Company is an Ohio Corporation. ECF No. 42-21, ¶
2. Robert Velotta, Defendant Velotta's
uncle, was President of Velotta Company up until February of
2016. ECF No. 42-22 at 7, 8. As of 2012, Velotta, his father
Michael Velotta, Carolann Velotta, and her father Robert
Velotta were each 25% owners of the Velotta Company. ECF No.
41 ¶ 6; ECF No. 42-22 at 7, 30. Defendant Velotta served
as Velotta Company's Vice President of Operations. ECF
No. 41 ¶ 5. Carolann Velotta served as Velotta
Company's Vice President of Finance, ECF No. 42-22 at 27,
was responsible for signing the checks of Velotta Company and
for maintaining its finances and financial records. ECF No.
42-22 at 36-37. She did not report to Defendant Velotta and
he was not responsible for finances at Velotta Company. ECF
No. 42-22 at 26, 35, 37.
Meager (“Meager”), was an employee of Velotta
Company, ECF No. 42-22 at 38-39, who at one point filled out

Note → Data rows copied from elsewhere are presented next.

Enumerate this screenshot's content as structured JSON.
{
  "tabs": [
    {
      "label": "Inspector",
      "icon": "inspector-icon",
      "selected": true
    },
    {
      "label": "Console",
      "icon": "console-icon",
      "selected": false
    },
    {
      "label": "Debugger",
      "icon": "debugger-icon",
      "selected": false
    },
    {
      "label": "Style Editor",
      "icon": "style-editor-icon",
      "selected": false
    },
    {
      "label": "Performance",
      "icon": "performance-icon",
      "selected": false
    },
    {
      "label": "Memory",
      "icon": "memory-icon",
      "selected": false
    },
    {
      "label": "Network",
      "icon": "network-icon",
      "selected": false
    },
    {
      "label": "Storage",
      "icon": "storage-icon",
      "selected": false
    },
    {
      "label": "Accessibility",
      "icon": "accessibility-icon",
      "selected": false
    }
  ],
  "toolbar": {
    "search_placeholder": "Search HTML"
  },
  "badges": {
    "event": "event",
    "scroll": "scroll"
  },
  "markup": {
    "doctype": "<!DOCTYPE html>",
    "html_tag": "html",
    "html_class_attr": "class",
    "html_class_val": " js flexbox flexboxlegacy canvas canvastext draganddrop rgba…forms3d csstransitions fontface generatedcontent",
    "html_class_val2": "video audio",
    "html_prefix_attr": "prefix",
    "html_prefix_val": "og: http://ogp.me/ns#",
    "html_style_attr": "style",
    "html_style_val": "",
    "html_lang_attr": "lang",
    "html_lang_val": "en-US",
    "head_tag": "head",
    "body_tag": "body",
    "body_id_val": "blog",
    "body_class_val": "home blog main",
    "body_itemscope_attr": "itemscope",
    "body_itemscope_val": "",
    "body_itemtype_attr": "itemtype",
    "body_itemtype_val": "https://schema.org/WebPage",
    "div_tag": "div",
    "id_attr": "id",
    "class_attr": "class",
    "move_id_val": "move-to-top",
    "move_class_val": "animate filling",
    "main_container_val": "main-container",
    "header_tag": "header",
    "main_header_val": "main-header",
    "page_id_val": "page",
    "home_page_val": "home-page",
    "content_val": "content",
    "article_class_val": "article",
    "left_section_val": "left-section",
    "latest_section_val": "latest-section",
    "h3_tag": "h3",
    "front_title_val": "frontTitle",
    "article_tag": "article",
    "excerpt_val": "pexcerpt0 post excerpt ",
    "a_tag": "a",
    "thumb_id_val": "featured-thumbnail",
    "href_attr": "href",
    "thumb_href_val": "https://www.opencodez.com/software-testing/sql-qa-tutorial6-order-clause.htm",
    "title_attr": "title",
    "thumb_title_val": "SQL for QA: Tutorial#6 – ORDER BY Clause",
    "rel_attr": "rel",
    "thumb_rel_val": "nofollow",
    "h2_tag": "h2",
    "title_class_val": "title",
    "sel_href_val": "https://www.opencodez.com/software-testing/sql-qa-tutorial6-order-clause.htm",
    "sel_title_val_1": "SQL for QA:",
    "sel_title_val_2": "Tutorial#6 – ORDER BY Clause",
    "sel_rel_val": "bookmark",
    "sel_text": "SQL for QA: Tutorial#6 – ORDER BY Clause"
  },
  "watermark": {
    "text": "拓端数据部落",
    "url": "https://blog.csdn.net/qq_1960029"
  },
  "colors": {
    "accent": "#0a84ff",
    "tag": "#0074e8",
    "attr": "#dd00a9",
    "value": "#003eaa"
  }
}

and signed an “employer survey” form provided by
the auditor of the Laborers dated July 21, 2009, in which she
listed herself as CRS' controller, see ECF No.
42-11 (indicating CRS as the correct name of “your
company”), and listed that Velotta was President of CRS
and Lucci was Vice President of CRS. Velotta, however,
testified that he was never the President of CRS. ECF No.
42-22 at 21. Although Lucci indicated that
Velotta was President of CRS and that he ...